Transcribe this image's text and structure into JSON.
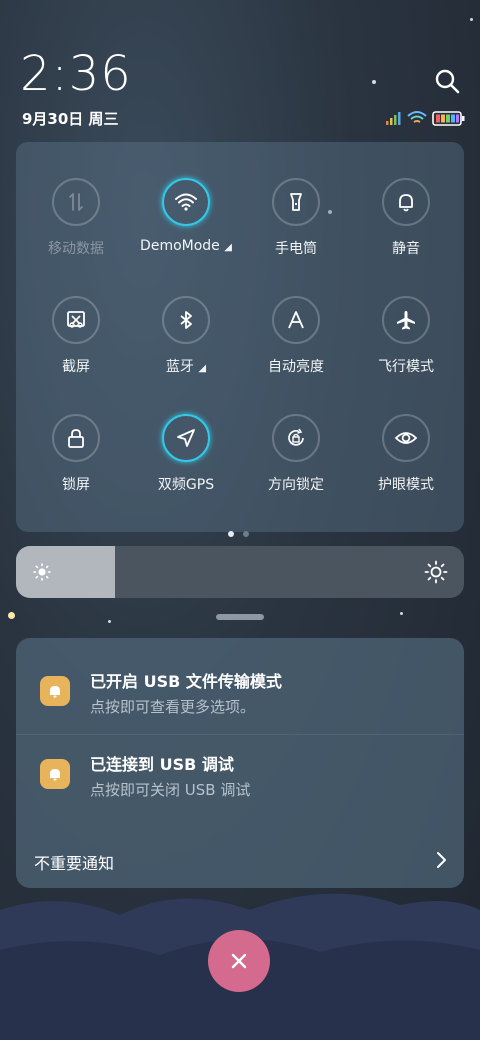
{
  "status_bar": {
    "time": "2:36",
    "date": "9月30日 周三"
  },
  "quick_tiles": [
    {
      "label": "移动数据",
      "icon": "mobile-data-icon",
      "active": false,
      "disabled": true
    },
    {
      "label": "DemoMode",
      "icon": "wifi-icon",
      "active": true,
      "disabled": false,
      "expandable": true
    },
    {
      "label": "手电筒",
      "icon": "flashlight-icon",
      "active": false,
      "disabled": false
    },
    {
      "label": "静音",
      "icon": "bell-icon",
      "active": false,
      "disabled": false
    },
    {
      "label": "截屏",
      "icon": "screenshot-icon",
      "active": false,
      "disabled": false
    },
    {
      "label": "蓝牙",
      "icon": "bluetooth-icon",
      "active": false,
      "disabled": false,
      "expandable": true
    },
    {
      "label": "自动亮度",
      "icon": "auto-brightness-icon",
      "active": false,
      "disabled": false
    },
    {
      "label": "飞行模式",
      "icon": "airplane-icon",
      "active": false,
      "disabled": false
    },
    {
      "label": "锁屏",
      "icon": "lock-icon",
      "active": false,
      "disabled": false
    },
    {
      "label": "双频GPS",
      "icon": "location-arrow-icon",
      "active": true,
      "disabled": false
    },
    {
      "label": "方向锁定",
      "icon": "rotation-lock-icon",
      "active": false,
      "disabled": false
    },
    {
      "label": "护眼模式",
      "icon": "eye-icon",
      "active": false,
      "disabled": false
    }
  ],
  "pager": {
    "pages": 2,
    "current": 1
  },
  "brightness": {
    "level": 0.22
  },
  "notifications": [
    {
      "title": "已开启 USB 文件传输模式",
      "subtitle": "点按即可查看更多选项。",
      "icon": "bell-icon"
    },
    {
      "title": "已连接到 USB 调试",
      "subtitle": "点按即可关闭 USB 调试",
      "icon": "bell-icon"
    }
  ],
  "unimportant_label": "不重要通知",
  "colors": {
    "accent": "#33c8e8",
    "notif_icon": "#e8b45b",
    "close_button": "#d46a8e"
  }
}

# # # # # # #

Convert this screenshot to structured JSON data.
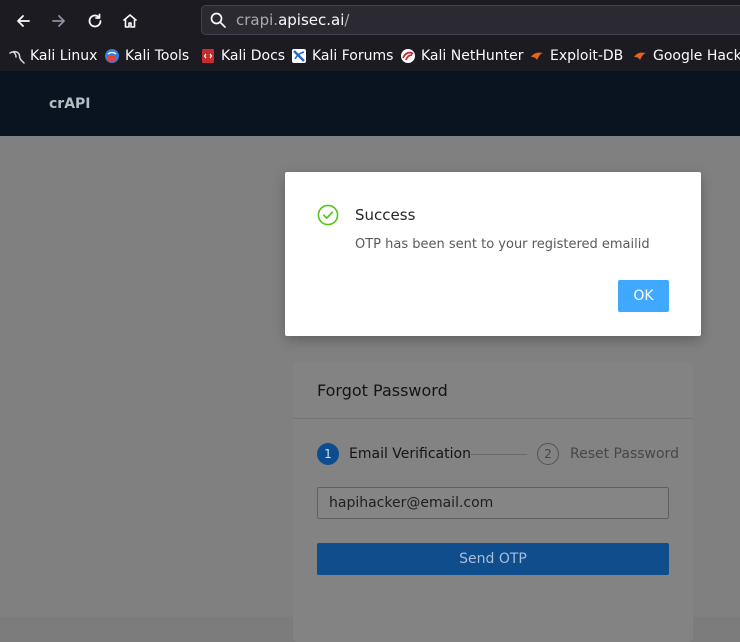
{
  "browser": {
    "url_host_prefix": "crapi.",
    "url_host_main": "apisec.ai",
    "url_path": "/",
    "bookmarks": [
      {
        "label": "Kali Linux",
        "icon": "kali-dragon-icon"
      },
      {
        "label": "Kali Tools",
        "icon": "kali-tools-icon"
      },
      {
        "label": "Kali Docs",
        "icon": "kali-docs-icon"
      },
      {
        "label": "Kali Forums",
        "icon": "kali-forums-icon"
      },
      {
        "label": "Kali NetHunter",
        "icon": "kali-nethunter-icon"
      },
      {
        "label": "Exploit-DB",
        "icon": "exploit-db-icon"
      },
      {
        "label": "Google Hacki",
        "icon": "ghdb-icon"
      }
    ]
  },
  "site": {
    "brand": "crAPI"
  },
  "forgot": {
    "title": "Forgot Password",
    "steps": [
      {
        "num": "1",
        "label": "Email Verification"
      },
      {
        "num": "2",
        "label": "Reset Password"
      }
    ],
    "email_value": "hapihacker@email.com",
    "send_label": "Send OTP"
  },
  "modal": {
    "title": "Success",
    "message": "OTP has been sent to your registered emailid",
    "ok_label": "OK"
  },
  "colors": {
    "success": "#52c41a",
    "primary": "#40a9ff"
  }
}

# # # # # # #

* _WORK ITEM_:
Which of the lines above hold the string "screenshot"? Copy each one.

* _SOLUTION_:
      "icon": "screenshot-icon",
Convert this screenshot to structured JSON data.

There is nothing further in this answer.